Instructions for the task:
What lines below contain the string "партия"? List them all.

*** Provided material ***

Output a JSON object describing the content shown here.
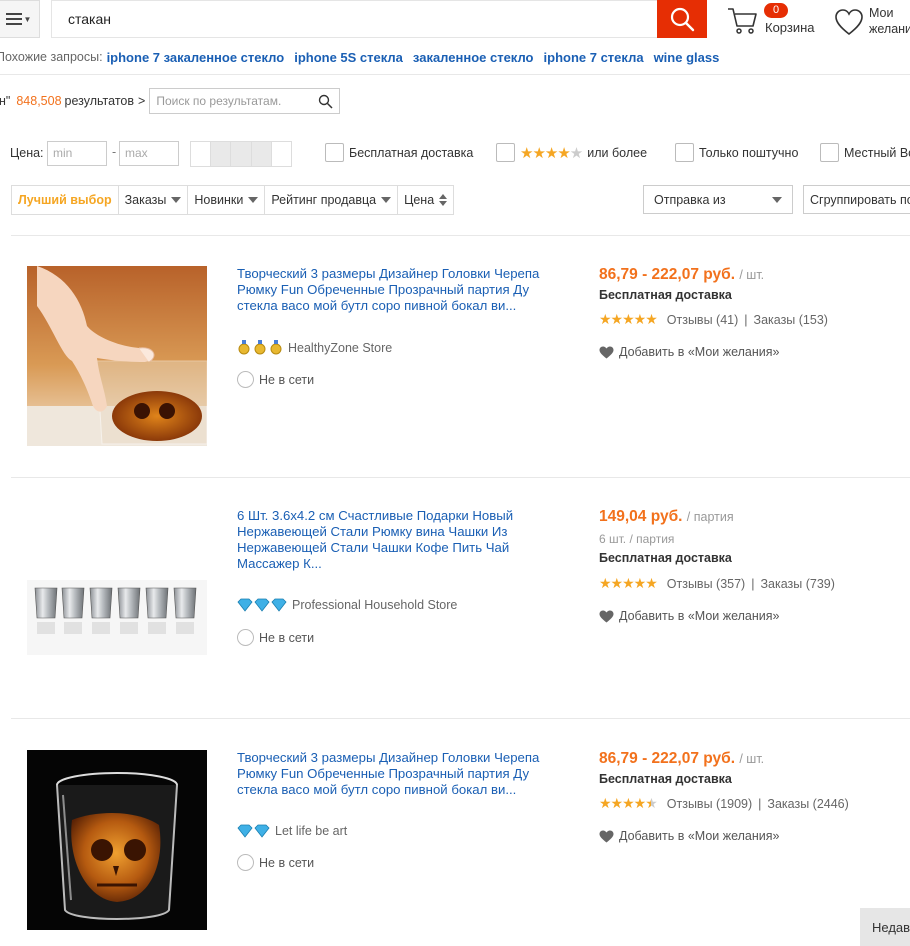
{
  "header": {
    "search_value": "стакан",
    "cart_count": "0",
    "cart_label": "Корзина",
    "wishlist_label_line1": "Мои",
    "wishlist_label_line2": "желания"
  },
  "related": {
    "label": "Похожие запросы:",
    "links": [
      "iphone 7 закаленное стекло",
      "iphone 5S стекла",
      "закаленное стекло",
      "iphone 7 стекла",
      "wine glass"
    ]
  },
  "results": {
    "query_tail": "н\"",
    "count": "848,508",
    "label": "результатов",
    "arrow": ">",
    "sub_search_placeholder": "Поиск по результатам."
  },
  "filters": {
    "price_label": "Цена:",
    "min_placeholder": "min",
    "max_placeholder": "max",
    "dash": "-",
    "free_shipping": "Бесплатная доставка",
    "rating_suffix": "или более",
    "single_only": "Только поштучно",
    "local_warehouse": "Местный Вс"
  },
  "sort": {
    "items": [
      "Лучший выбор",
      "Заказы",
      "Новинки",
      "Рейтинг продавца",
      "Цена"
    ],
    "ship_from": "Отправка из",
    "group_by": "Сгруппировать по"
  },
  "products": [
    {
      "title": "Творческий 3 размеры Дизайнер Головки Черепа Рюмку Fun Обреченные Прозрачный партия Ду стекла васо мой бутл соро пивной бокал ви...",
      "store": "HealthyZone Store",
      "online": "Не в сети",
      "price": "86,79 - 222,07 руб.",
      "unit": "/ шт.",
      "lot": "",
      "free_shipping": "Бесплатная доставка",
      "reviews": "Отзывы (41)",
      "orders": "Заказы (153)",
      "wish": "Добавить в «Мои желания»",
      "rating": 5
    },
    {
      "title": "6 Шт. 3.6x4.2 см Счастливые Подарки Новый Нержавеющей Стали Рюмку вина Чашки Из Нержавеющей Стали Чашки Кофе Пить Чай Массажер К...",
      "store": "Professional Household Store",
      "online": "Не в сети",
      "price": "149,04 руб.",
      "unit": "/ партия",
      "lot": "6 шт. / партия",
      "free_shipping": "Бесплатная доставка",
      "reviews": "Отзывы (357)",
      "orders": "Заказы (739)",
      "wish": "Добавить в «Мои желания»",
      "rating": 5
    },
    {
      "title": "Творческий 3 размеры Дизайнер Головки Черепа Рюмку Fun Обреченные Прозрачный партия Ду стекла васо мой бутл соро пивной бокал ви...",
      "store": "Let life be art",
      "online": "Не в сети",
      "price": "86,79 - 222,07 руб.",
      "unit": "/ шт.",
      "lot": "",
      "free_shipping": "Бесплатная доставка",
      "reviews": "Отзывы (1909)",
      "orders": "Заказы (2446)",
      "wish": "Добавить в «Мои желания»",
      "rating": 4.5
    }
  ],
  "recently_viewed": "Недав",
  "colors": {
    "accent": "#e62e04",
    "price": "#f2711c",
    "link": "#1a5fb4",
    "star": "#f5a623"
  }
}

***

Task result:
      "title": "Творческий 3 размеры Дизайнер Головки Черепа Рюмку Fun Обреченные Прозрачный партия Ду стекла васо мой бутл соро пивной бокал ви...",
      "unit": "/ партия",
      "lot": "6 шт. / партия",
      "title": "Творческий 3 размеры Дизайнер Головки Черепа Рюмку Fun Обреченные Прозрачный партия Ду стекла васо мой бутл соро пивной бокал ви...",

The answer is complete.